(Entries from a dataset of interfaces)
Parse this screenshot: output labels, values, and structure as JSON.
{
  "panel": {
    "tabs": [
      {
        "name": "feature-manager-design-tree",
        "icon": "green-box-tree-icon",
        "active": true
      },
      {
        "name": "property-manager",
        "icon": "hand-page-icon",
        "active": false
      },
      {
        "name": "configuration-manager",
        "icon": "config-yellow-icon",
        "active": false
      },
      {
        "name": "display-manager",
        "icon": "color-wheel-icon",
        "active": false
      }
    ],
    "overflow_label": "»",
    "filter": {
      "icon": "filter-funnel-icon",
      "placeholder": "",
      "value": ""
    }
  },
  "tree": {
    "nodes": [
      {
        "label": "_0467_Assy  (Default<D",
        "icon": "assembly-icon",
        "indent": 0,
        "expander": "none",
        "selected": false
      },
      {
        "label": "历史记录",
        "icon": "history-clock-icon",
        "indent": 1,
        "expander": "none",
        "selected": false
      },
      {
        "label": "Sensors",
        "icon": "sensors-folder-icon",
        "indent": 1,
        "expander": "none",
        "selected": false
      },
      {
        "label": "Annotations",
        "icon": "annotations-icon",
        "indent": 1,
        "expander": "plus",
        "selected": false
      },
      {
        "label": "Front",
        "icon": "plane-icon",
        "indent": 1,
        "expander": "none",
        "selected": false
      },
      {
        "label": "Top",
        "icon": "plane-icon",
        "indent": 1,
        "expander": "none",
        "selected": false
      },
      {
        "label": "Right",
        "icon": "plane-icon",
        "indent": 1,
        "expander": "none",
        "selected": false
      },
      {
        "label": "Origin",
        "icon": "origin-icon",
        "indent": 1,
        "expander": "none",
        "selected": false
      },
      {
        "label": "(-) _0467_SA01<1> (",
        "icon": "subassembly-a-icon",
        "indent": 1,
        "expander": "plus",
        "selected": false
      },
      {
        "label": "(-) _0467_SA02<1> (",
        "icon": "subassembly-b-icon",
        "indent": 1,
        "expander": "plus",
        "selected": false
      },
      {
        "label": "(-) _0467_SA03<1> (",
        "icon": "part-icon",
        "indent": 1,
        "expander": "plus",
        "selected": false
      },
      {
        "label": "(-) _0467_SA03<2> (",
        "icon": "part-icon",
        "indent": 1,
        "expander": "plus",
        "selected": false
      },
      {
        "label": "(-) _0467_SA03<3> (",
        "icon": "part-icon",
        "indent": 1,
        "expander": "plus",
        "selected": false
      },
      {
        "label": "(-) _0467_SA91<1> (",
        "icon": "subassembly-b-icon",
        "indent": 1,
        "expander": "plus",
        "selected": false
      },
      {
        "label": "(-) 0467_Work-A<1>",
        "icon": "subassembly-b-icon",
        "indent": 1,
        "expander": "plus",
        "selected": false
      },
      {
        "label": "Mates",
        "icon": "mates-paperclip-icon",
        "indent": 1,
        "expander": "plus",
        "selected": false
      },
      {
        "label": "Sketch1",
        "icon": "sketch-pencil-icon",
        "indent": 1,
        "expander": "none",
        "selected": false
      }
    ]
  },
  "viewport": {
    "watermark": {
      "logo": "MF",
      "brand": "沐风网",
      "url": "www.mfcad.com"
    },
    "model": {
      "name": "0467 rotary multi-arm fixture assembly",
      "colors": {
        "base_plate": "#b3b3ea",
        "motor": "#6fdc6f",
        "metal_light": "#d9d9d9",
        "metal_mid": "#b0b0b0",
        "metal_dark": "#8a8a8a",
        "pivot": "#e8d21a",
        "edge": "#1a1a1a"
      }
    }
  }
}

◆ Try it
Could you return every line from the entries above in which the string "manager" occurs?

◆ Task output
        "name": "feature-manager-design-tree",
        "name": "property-manager",
        "name": "configuration-manager",
        "name": "display-manager",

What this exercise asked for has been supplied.